You’ve just said something wrong. The other person is looking at you with a red angry face, but the issue is not about what you’ve said, it’s about what they’ve heard.
There are some sentences that act like deadly silent ninjas, killing self-confidence and antagonizing your friends, family and colleagues—the worst thing is that you might not even realize it.
Here are 7 things you should never say to someone:
1. “I don’t care”
What they hear: “Leave me alone. I have better things to do than listen to you.”
Explain why you would love to hear about that subject, and why “right now” is not the best time for you. Everybody matters. Not caring about someone is denying their existence: If people matter for you, you will matter for them.
2. “You’re wrong”
What they hear: “You are stupid. You know nothing. You’re worthless.”
Prefer more tactful sentences. “I would have thought that…”, “My understanding is that…”
Ask questions to make sure you and the other person are working on the same assumptions.
3. “You can’t do it”
What they hear: “You don’t have what it takes to do it, no matter how hard you try; So why do you even try?”
Why would you set someone up for failure? I understand that you don’t want your friend to have delusions, and you could feel that it is your duty to stop that person before they hurt themselves, but I would like to ask you: how can you judge what is good for somebody? And what if failure was the best path for growth?
Encourage people who have chosen a challenging path.

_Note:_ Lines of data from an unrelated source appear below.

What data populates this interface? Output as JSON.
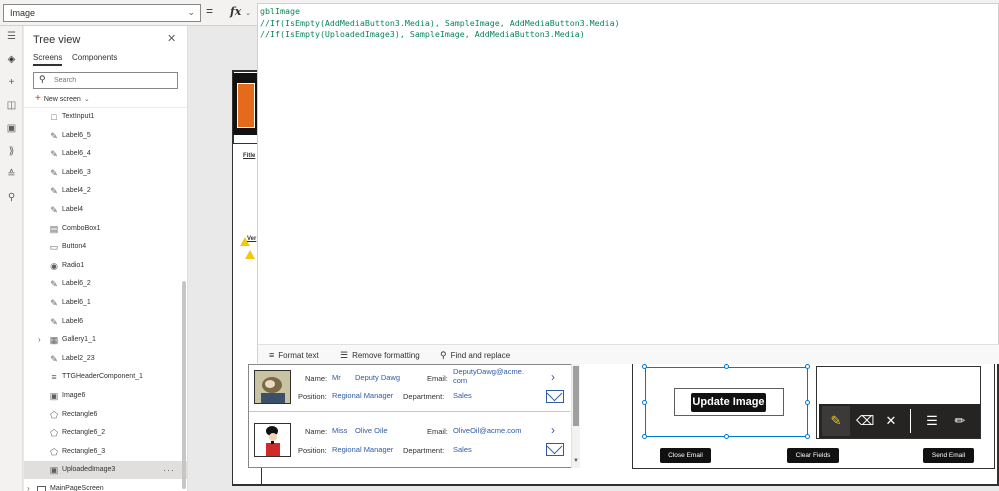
{
  "formula_bar": {
    "property": "Image",
    "equals": "=",
    "fx": "fx"
  },
  "tree": {
    "title": "Tree view",
    "tabs": [
      "Screens",
      "Components"
    ],
    "search_placeholder": "Search",
    "new_screen": "New screen",
    "items": [
      {
        "label": "TextInput1",
        "icon": "text-input-icon"
      },
      {
        "label": "Label6_5",
        "icon": "label-icon"
      },
      {
        "label": "Label6_4",
        "icon": "label-icon"
      },
      {
        "label": "Label6_3",
        "icon": "label-icon"
      },
      {
        "label": "Label4_2",
        "icon": "label-icon"
      },
      {
        "label": "Label4",
        "icon": "label-icon"
      },
      {
        "label": "ComboBox1",
        "icon": "combobox-icon"
      },
      {
        "label": "Button4",
        "icon": "button-icon"
      },
      {
        "label": "Radio1",
        "icon": "radio-icon"
      },
      {
        "label": "Label6_2",
        "icon": "label-icon"
      },
      {
        "label": "Label6_1",
        "icon": "label-icon"
      },
      {
        "label": "Label6",
        "icon": "label-icon"
      },
      {
        "label": "Gallery1_1",
        "icon": "gallery-icon"
      },
      {
        "label": "Label2_23",
        "icon": "label-icon"
      },
      {
        "label": "TTGHeaderComponent_1",
        "icon": "component-icon"
      },
      {
        "label": "Image6",
        "icon": "image-icon"
      },
      {
        "label": "Rectangle6",
        "icon": "shape-icon"
      },
      {
        "label": "Rectangle6_2",
        "icon": "shape-icon"
      },
      {
        "label": "Rectangle6_3",
        "icon": "shape-icon"
      },
      {
        "label": "UploadedImage3",
        "icon": "image-icon",
        "selected": true,
        "more": "···"
      }
    ],
    "screen_item": "MainPageScreen"
  },
  "formula": {
    "lines": [
      "gblImage",
      "//If(IsEmpty(AddMediaButton3.Media), SampleImage, AddMediaButton3.Media)",
      "//If(IsEmpty(UploadedImage3), SampleImage, AddMediaButton3.Media)"
    ],
    "toolbar": {
      "format_text": "Format text",
      "remove_formatting": "Remove formatting",
      "find_replace": "Find and replace"
    }
  },
  "app": {
    "fitle": "Fitle",
    "ver": "Ver",
    "gallery": [
      {
        "name_label": "Name:",
        "title": "Mr",
        "name": "Deputy Dawg",
        "email_label": "Email:",
        "email_line1": "DeputyDawg@acme.",
        "email_line2": "com",
        "position_label": "Position:",
        "position": "Regional Manager",
        "department_label": "Department:",
        "department": "Sales"
      },
      {
        "name_label": "Name:",
        "title": "Miss",
        "name": "Olive Oile",
        "email_label": "Email:",
        "email_line1": "OliveOil@acme.com",
        "email_line2": "",
        "position_label": "Position:",
        "position": "Regional Manager",
        "department_label": "Department:",
        "department": "Sales"
      }
    ],
    "update_image": "Update Image",
    "buttons": {
      "close_email": "Close Email",
      "clear_fields": "Clear Fields",
      "send_email": "Send Email"
    }
  },
  "colors": {
    "accent": "#0078d4",
    "link": "#2f5aa8",
    "code": "#098658",
    "logo": "#e46a1c"
  }
}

Good judgement comes with experience, but experience comes from bad judgement; – Will Rogers
4. “This should be easy”
What they hear: “It’s easy for most people. If you have trouble doing it, there is probably something wrong about you”
The level of difficulty is perceived differently by everyone, and everyone has their own Everest. If you’re telling somebody that their job is easy, then you’re undermining their contribution to society and you’re telling them they don’t deserve the salary they have.
If someone is struggling and coming for help, then they have trust you enough to show you their weakness. Don’t rub their face in it by saying “This should be easy”.
Acknowledge the challenges that people encounter and value their commitment to overcome them.
5. “I told you so”
What they hear: “You did not listen to me. That’s all your fault. I’m so much better than you.”
This one is a common no-no.
It’s useless to shoot a dead horse, especially when other person needs your help more than ever. Don’t keep tabs on who’s right and who’s wrong. If it were a competition, the one keeping tabs would be the one losing.
Help the other person, and don’t add insult to injury.
6. “As I just said before…”
What they hear: “You don’t listen to me. You’re making me repeat myself. You’re so annoying and dumb”
This is a very sneaky conversation killer. If someone asks you a question and you point out that you’ve already answered it, then you’re killing their willingness to learn, or even to have a slight interest in what you say.
Say the same thing in another way and by illustrating it differently.
Tell them what you’re going to tell them. Then, tell them. Finally, tell them what you’ve told them. – Aristotle
7. “Good luck”
What they hear: “There’s nothing you can do that will make you succeed. Only luck will. let’s hope for a once-in-a-millenium planet-alignment-like opportunity so that you can succeed.”
Also, it is bad luck to wish good luck. It is more common for comedians to say “Break a leg”, or “Merde!” – the French equivalent of “Shit!”. The expression comes from the fact that, during older times, successful plays would attract a lot of carriage traffic and therefore a significant amount of horse dejection. Maybe this is why people would slip and “break a leg”.
Don’t attribute success to luck; celebrate the other person’s qualities instead. “Show them your guts!” “Give them something they’ll never forget!”